Every morning, without fail, within a minute or two of starting my cycle commute, my eyes start watering, and I look either like I’ve just had some incredibly traumatic news, or I’m having a St John of the Cross moment. I am not alone in this.
Many of the threads that address this issue (just google “watery eyes cycling“, and there’s a flood of them) suffer from the problem that there’s no common scale to describe the severity of the problem. For those with Sjögren’s syndrome, there’s the Schirmer Tear Test, but this is hard to implement in cycling conditions without endangering other road users.
I propose a new standard method for measuring the rate at which tears emerge when cycling:
OPM, or Osbornes Per Minute.
Single tear-track of UK Chancellor George Osborne
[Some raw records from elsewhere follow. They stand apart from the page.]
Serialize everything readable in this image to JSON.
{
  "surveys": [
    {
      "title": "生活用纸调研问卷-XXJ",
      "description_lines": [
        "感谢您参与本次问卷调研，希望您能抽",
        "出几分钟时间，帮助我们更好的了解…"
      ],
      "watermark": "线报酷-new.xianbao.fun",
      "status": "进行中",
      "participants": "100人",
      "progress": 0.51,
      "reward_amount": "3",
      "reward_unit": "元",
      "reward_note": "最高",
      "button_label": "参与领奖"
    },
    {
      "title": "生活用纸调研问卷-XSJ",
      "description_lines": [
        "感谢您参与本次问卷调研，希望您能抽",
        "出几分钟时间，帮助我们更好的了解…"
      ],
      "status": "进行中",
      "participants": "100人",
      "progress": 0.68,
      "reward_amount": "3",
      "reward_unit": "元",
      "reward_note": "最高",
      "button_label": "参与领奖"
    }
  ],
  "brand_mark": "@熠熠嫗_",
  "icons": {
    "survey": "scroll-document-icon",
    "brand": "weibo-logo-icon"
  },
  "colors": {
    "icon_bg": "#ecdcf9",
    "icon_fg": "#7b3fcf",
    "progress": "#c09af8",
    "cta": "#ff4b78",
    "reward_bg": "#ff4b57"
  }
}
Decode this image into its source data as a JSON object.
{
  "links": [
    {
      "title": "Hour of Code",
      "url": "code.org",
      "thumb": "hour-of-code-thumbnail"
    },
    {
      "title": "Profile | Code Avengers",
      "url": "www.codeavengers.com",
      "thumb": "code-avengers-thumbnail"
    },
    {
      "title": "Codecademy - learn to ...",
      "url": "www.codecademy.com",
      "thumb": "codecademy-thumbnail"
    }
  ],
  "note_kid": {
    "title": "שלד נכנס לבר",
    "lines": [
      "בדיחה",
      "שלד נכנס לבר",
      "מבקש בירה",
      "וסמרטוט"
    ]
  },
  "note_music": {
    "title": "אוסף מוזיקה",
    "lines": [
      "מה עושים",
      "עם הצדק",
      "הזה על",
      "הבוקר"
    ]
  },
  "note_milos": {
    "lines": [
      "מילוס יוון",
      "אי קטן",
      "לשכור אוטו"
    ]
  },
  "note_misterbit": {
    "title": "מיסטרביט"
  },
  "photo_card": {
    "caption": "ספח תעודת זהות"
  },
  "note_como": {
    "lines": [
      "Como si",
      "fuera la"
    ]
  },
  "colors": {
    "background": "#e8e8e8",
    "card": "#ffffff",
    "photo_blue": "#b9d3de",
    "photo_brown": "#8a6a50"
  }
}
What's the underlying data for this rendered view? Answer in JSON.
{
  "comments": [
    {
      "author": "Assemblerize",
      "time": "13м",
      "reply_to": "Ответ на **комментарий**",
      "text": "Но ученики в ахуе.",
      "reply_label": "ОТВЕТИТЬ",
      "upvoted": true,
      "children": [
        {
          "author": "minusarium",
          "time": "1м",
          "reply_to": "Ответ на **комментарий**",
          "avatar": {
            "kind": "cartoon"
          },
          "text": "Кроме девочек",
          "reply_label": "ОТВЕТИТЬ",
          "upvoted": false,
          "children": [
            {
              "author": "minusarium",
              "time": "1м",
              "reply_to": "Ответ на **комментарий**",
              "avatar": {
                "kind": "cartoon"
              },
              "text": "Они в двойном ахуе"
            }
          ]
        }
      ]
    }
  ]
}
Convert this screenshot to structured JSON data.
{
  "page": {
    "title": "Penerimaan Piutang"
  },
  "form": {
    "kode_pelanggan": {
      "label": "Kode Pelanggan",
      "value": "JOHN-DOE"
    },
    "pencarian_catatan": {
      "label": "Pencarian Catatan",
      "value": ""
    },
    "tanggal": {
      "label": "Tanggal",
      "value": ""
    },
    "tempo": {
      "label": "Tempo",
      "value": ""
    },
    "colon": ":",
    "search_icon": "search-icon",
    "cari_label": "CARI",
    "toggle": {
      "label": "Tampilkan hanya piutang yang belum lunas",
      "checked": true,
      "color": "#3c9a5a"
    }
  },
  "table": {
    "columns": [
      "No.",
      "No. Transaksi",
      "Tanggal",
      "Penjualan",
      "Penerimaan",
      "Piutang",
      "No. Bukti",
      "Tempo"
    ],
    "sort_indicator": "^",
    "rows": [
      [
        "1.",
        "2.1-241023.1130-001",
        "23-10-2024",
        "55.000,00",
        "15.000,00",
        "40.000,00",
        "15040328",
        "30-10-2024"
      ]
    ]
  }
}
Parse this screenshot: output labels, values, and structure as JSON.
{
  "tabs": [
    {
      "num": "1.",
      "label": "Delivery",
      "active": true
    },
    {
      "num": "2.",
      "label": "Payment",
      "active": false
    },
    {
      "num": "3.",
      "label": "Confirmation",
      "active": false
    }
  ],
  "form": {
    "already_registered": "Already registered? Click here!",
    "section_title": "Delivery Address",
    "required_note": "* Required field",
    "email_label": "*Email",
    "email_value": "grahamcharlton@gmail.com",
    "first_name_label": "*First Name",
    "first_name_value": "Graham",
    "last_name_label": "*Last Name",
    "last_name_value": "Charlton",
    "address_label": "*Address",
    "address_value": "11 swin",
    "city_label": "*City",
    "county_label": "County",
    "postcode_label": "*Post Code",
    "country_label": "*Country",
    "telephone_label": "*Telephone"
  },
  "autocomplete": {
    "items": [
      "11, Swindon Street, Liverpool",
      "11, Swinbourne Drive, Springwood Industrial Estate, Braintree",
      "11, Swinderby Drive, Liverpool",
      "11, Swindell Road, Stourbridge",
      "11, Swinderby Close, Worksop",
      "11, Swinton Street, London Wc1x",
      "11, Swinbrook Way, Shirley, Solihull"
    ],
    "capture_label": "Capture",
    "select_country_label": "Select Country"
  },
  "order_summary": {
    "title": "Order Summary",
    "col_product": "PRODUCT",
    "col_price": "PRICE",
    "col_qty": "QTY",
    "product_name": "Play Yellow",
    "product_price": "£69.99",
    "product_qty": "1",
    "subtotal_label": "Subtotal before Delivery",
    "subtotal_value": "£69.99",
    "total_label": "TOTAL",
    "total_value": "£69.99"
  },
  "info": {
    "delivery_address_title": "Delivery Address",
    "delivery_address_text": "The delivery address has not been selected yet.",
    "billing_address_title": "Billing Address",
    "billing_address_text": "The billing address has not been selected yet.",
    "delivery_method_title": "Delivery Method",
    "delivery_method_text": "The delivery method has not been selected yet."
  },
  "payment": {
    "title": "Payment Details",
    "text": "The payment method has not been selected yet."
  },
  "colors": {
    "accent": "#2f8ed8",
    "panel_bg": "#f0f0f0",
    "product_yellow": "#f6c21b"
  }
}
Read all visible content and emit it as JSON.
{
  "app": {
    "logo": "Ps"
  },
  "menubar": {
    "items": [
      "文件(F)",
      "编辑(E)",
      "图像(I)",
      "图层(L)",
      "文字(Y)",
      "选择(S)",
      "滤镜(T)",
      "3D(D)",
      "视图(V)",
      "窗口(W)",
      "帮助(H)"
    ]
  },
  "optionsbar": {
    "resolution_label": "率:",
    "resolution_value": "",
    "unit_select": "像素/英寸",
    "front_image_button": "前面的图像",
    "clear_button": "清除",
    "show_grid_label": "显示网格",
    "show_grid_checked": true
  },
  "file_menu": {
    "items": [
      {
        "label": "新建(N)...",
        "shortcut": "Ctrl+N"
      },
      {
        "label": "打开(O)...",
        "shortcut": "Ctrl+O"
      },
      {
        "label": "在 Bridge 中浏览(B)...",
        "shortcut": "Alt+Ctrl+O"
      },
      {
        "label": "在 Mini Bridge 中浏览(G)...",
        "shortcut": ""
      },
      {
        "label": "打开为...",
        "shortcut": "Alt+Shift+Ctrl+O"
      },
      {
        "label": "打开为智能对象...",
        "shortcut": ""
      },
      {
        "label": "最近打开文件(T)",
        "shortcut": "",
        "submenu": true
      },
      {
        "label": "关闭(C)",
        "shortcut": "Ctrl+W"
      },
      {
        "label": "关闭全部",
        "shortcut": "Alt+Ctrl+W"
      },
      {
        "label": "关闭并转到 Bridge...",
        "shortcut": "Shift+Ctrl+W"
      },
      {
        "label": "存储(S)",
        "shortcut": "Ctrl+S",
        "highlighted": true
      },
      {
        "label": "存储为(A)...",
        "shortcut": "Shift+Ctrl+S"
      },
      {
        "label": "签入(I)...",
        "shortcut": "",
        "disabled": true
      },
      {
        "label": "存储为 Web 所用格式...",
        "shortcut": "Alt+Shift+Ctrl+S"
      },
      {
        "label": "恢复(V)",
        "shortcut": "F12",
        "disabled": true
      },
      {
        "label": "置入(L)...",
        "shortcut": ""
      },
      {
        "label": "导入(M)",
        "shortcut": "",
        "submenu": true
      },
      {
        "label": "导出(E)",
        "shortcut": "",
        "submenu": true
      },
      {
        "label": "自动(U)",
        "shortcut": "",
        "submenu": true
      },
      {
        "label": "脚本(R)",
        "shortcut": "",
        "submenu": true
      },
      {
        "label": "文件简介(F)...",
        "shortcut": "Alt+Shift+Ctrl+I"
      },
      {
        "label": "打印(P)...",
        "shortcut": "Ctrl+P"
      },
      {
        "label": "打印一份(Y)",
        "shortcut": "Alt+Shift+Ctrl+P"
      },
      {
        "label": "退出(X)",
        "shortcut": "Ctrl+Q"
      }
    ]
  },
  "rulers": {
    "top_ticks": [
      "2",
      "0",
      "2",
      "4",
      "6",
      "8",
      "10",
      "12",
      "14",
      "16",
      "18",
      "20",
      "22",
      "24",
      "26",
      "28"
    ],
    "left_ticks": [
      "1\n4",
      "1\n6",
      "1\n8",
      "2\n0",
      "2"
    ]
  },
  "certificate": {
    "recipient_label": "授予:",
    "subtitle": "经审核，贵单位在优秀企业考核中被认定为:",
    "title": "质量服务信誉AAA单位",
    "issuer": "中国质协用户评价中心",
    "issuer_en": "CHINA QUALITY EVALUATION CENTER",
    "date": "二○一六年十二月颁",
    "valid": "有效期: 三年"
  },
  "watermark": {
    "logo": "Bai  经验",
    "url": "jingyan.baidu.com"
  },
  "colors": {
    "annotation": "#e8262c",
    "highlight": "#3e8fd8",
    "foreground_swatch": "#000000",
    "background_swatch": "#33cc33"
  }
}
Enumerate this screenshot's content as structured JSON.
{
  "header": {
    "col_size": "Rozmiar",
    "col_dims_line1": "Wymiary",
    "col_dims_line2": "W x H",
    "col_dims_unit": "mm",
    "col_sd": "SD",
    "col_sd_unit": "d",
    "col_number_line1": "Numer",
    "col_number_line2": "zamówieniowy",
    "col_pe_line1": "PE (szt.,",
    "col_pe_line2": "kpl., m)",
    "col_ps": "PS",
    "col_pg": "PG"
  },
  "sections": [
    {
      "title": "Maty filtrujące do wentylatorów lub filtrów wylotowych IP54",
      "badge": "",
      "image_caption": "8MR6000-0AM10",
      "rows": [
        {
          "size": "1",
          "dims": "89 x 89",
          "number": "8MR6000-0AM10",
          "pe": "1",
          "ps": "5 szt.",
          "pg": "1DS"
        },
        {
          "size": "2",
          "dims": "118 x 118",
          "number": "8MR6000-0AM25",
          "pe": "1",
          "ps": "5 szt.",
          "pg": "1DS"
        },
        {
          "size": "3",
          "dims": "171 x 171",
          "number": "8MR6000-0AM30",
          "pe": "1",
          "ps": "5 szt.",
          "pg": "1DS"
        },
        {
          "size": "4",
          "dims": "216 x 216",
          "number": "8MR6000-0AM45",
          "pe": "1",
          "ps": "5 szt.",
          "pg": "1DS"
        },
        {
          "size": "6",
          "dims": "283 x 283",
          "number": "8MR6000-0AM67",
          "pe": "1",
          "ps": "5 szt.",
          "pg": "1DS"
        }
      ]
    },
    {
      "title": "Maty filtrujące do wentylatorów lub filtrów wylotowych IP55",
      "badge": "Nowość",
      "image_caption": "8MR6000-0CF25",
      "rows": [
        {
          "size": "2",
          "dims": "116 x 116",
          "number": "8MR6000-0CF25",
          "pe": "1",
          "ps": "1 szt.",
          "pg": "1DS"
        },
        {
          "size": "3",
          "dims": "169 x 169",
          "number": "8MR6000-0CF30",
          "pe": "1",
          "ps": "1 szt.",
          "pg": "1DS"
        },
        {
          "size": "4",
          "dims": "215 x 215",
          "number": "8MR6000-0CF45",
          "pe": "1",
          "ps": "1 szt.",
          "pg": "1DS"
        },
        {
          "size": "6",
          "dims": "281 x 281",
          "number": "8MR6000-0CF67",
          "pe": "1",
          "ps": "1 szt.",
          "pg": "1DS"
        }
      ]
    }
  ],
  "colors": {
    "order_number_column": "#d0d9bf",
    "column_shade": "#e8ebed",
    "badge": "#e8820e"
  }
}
Recording the number of single tear-tracks, or Osbornes, per minute (an interval that permits sufficient drying to distinguish between successive individual lacrimal secretions, and additionally a workable measure of acceleration or deceleration of the phenomenon) is relatively easy for an individual patient (“cyclist”), and, judging by early tests conducted over the past three mornings, the reliability of self-reported incidences is quite high.
[Full text of paper forthcoming*]
*Not actually forthcoming
Last October my organisation moved offices from West to Central London, reducing my commute from 9 miles each way to 5. I was running out of excuses not to cycle to work, reduced to arguing that there’s not much room for a bike in a flat with toddlers. Andrea suggested I try out his Brompton. Clever, sure, but how absurdly Lilliputian, I thought. Look:
But I climbed on, and rode round the courtyard outside. Something happened. In minutes, I went from feeling absurd and wobbly, to feeling exhilarated. This was genuine chemistry… I borrowed the bike for a week to cycle to Millbank, and it was heaven. I’d arrive at work wearing a broad grin – and returning the bike to him felt a real wrench.
So I decided to buy one through work. Little did I anticipate the knots I’d tie myself into, as first I confronted the Brompton order form, and then trawled website after website trying to understand what different options meant. (I haven’t cycled regularly since the early 90s…) What the hell was “lowered gearing”? Should I get 1 gear, 2, 3 or 6? Firm suspension or normal? Hub dynamo lighting? And as for the colour…
So, in case it’s helpful to others, here are the resources I found useful in deciding which Brompton configuration to buy.
I spotted this incredibly inappropriately-named children's product last night in the chain store Butler's in Islington, London. It's difficult to know where to begin with just how wrong this is. It's got to go down as maybe one of the worst clusterfucks in marketing/product naming history. It seems there are other animals in the Hot'N'Tots range - a bear, for example, on the Butler's Germany online store, which also has a glamour shot on Butler's Hungary's Flickr account. But it doesn't make the play on words OK. Here's their contact form, should you want to get in touch...
The name Khoekhoe most accurately translates to 'People People'. They were traditionally—and are still occasionally in colloquial language—known to white colonists as the Hottentots, a name that is currently generally considered offensive (e.g. by the Oxford Dictionary of South African English). The word "hottentot" meant "stutterer" or "stammerer" in the colonists' northern dialect of Dutch, although some Dutch use the verb stotteren to describe the clicking sounds (klik being the normal onomatopoeia, parallel to English) typically used in the Khoisan languages. (Source)
I’m really very saddened to learn of the death of Persephone Miel two weeks ago. There’s little more to say than that, really – it’s a genuine loss, both on a professional and a personal level. I knew Persephone through friends, through her work, and through many lengthy conversations at conferences we both attended both in the US and elsewhere – conversations that ranged far and wide, and always left me feeling richer. I found her funny and engaging, knowledgeable and professional, generous and open, and I – like many others – shall miss her. My condolences to her family, friends and colleagues worldwide.
It happens I was recently reading a blog post about the Proserpine/Persephone myth, containing these lines by American poet and translator Roger Hunt Carroll, now brought back to mind by reading Doc Searls’ post on preserving Persephone’s work in cyberspace:
There can be no farewell:
I will come this way again in forms
created from other lives,
bound with lilac and softer flowers
whose breath will speak my advent and reprise.
A few weeks ago, I downloaded a job-lot of kiddies’ songs from Amazon to keep my babies amused. Uncle Larry unearthed rather an incongruous gem among them – Spike Jones‘ Der Fuehrer’s Face. Despite the initial WTF, and my kids’ indifference to the track, I find myself unable to get this particular – and most brilliantly mocking – verse out of my head:
Is we not the supermen?
Aryan pure supermen?
Ja we is the supermen
Super duper supermen!
It’s a version of the Oliver Wallace song from Disney’s 1943 Donald Duck anti-Nazi (or perhaps anti-Nutzi) short, which I post here for your enjoyment: